## INPUT
★ ★ ★ ★ ★ ★ ★

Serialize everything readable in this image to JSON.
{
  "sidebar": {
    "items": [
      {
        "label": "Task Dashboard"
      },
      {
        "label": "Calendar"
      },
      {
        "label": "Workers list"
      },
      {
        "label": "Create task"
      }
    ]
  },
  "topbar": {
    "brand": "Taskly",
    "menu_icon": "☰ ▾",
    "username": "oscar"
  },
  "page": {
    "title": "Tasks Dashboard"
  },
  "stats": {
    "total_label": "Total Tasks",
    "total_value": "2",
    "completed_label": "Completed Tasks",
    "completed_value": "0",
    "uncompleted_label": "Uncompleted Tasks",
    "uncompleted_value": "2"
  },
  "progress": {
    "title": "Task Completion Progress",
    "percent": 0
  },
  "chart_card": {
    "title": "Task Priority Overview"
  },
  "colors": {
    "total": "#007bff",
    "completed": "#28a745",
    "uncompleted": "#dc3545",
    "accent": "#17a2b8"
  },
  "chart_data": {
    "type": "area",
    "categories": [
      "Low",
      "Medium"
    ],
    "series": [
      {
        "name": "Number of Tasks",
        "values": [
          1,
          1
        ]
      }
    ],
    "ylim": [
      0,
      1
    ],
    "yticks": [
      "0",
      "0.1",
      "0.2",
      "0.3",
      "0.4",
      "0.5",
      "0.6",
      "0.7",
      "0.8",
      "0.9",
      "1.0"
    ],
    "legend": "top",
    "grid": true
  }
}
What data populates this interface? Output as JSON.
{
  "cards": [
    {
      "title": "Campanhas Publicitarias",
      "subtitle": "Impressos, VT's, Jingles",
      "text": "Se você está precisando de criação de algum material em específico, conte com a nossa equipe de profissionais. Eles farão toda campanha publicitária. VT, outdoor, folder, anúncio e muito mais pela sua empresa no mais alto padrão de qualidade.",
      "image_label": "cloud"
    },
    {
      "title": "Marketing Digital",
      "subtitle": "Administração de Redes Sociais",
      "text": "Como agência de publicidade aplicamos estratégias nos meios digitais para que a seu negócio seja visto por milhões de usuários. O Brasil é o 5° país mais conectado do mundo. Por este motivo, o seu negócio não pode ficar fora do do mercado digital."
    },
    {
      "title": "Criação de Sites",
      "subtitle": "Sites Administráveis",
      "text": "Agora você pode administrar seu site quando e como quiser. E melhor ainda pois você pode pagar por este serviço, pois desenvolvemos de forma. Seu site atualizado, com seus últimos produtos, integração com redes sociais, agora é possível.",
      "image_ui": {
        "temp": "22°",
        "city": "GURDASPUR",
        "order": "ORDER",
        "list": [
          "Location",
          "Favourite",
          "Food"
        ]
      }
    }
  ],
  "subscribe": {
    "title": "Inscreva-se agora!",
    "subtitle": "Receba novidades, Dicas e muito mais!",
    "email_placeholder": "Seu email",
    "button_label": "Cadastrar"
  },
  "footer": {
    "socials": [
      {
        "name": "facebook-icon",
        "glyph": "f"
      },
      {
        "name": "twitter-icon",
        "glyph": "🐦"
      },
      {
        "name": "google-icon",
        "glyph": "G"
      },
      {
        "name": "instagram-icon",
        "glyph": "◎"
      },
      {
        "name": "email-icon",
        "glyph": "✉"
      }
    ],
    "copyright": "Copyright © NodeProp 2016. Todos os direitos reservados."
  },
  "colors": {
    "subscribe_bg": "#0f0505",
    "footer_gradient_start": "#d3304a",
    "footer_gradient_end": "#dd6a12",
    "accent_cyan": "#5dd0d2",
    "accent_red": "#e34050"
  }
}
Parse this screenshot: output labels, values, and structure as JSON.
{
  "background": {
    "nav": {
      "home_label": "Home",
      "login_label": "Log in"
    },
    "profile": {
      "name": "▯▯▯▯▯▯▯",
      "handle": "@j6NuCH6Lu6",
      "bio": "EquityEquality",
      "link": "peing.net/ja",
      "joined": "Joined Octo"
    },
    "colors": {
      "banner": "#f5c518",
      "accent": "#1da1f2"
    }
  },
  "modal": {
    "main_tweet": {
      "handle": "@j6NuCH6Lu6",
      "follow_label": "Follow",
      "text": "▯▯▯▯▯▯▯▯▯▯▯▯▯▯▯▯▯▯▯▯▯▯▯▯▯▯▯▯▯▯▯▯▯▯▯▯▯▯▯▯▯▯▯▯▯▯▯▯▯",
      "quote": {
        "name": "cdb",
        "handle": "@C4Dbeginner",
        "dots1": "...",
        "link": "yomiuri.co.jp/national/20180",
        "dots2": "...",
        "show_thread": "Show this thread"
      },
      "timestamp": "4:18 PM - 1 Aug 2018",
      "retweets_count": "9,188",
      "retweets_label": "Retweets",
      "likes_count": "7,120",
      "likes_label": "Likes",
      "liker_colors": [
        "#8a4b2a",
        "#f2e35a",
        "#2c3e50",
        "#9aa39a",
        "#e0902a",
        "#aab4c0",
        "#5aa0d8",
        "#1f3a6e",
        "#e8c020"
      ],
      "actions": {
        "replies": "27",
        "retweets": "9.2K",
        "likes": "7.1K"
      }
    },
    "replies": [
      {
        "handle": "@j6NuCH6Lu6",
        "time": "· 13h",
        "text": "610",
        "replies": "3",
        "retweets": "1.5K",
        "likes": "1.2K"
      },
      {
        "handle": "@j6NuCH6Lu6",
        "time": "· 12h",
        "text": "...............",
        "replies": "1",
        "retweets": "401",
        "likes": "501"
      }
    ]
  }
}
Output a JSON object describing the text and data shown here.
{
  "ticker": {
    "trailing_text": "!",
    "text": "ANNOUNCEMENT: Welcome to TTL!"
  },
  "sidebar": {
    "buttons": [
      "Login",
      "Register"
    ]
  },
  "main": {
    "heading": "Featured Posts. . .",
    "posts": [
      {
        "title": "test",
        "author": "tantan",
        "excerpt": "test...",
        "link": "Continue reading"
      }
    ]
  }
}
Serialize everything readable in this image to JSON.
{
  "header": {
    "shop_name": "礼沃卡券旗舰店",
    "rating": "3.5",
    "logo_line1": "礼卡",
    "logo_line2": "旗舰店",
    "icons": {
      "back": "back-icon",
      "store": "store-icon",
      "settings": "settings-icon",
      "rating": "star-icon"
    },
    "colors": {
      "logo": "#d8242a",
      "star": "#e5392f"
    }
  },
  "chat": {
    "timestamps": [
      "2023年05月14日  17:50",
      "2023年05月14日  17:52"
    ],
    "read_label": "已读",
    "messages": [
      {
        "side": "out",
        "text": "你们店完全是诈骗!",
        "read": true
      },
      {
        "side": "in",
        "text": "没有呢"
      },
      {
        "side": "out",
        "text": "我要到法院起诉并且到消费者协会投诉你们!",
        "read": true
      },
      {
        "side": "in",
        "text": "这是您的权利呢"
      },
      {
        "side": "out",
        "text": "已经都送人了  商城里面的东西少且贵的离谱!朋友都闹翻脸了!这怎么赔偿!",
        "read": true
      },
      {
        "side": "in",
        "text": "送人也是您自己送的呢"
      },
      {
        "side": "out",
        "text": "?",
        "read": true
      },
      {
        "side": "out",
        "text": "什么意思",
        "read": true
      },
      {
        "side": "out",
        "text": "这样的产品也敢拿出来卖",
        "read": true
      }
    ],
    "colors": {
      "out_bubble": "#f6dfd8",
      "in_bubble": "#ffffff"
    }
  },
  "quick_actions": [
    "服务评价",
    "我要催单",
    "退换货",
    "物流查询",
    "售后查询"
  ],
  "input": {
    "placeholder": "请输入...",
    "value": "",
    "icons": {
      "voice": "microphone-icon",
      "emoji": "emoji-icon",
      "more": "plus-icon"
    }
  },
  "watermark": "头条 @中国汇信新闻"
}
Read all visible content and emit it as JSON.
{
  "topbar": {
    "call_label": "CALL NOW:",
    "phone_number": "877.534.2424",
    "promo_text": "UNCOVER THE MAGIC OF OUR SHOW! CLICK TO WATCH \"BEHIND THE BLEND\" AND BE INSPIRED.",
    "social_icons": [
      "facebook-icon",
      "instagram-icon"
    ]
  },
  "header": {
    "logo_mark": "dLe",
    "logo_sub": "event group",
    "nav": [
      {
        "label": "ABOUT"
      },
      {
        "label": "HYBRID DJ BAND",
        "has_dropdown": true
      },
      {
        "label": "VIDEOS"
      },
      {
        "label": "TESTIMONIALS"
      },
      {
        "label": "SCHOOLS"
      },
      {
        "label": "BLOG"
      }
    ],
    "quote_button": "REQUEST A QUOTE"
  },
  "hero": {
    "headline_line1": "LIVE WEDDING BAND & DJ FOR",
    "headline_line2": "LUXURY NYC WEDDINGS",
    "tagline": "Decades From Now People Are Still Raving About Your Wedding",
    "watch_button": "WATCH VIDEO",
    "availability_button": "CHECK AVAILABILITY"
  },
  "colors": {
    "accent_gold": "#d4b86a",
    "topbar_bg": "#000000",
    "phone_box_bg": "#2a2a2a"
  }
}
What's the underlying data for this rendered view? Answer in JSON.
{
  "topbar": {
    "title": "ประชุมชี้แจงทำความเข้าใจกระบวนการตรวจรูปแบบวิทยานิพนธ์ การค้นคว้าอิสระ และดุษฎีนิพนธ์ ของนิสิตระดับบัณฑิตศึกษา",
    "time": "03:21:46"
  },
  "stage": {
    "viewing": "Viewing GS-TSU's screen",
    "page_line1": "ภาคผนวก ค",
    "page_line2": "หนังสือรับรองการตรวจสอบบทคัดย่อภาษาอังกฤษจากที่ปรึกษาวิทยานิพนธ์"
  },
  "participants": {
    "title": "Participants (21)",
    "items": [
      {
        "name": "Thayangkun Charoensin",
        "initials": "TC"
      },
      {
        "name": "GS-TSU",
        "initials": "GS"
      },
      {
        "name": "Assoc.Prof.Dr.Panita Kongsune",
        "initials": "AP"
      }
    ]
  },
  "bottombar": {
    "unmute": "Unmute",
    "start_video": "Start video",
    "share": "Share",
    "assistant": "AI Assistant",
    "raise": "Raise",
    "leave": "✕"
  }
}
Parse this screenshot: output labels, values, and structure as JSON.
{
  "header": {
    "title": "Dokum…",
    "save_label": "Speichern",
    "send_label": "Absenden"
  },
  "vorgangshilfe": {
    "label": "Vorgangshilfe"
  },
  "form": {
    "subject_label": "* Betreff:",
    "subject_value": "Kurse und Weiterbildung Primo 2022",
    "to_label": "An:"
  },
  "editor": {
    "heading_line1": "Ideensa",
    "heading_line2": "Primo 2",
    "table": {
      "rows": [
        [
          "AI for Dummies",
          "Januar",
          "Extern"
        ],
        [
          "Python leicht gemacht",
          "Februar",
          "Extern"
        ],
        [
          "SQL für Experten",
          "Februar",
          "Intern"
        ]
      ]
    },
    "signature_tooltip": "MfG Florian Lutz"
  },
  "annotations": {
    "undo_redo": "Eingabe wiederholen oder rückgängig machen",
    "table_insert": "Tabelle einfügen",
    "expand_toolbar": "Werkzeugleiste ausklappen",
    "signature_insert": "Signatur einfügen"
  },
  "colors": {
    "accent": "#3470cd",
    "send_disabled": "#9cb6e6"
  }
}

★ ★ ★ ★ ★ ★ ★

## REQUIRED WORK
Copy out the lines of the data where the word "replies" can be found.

## TASK OUTPUT
        "replies": "27",
    "replies": [
        "replies": "3",
        "replies": "1",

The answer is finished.